Exercise brief: Among the entries, how many lines carry the string "this"? Give the number and nothing else.

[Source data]
========

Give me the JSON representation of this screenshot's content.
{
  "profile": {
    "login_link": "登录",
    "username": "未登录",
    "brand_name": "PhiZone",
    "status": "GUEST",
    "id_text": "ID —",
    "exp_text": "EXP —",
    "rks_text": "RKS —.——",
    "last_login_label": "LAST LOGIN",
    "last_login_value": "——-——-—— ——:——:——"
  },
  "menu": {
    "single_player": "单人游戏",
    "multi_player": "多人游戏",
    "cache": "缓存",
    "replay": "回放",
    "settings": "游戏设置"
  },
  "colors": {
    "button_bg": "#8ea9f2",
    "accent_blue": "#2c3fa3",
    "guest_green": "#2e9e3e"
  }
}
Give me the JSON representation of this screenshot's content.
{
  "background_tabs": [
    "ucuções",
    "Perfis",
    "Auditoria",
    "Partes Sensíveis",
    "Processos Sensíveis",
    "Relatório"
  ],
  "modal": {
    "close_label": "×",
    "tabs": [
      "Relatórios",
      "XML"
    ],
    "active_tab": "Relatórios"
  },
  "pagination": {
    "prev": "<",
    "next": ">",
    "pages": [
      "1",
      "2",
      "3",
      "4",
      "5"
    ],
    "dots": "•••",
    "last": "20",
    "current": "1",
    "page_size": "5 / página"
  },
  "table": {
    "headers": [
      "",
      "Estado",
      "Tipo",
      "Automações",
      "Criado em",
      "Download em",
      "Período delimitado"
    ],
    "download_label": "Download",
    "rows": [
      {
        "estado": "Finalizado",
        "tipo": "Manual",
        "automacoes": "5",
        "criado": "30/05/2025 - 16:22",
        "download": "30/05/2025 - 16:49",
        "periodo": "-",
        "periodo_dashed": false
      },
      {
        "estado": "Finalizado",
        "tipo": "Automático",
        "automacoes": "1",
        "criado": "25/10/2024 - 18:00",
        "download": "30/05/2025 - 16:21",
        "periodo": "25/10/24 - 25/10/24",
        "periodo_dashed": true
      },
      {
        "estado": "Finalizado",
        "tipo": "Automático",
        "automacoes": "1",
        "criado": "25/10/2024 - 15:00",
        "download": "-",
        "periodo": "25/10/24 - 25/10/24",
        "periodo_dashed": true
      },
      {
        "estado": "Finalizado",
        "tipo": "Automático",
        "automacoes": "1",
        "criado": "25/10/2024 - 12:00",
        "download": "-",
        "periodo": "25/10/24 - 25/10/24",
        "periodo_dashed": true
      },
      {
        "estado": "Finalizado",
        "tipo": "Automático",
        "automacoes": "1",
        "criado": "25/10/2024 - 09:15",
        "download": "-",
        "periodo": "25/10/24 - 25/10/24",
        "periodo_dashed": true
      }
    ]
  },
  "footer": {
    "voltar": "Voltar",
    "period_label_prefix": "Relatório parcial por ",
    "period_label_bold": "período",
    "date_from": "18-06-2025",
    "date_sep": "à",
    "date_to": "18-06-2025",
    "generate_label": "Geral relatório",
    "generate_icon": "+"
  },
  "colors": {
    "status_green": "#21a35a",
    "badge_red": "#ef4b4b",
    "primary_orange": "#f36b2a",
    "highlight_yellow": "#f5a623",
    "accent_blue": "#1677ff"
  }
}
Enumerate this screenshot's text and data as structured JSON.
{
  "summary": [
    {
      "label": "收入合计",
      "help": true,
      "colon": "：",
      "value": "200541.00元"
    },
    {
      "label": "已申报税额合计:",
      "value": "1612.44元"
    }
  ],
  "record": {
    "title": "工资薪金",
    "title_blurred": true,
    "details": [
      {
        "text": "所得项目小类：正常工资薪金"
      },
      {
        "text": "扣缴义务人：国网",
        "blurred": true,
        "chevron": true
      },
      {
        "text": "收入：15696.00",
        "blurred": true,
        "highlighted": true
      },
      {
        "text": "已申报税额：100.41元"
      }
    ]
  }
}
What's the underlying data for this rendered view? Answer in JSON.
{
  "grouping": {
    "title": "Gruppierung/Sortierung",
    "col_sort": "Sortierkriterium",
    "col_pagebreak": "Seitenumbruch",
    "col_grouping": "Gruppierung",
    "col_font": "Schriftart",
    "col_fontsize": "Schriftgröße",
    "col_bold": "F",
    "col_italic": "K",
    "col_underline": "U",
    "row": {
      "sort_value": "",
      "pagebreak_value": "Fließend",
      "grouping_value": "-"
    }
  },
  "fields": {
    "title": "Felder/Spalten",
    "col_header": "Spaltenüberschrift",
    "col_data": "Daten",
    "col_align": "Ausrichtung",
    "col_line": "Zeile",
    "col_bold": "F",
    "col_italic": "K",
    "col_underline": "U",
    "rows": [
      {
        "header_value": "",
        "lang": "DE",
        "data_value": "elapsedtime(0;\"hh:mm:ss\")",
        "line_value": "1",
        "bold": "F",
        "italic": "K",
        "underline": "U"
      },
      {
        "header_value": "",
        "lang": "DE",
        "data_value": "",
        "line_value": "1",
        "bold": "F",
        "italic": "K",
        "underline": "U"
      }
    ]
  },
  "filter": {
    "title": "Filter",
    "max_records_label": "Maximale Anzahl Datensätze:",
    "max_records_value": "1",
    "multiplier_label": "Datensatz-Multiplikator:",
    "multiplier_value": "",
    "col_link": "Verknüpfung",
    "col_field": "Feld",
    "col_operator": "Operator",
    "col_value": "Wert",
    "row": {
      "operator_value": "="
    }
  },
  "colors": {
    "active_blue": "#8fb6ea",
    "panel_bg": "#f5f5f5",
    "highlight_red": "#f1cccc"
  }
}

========

Response: 4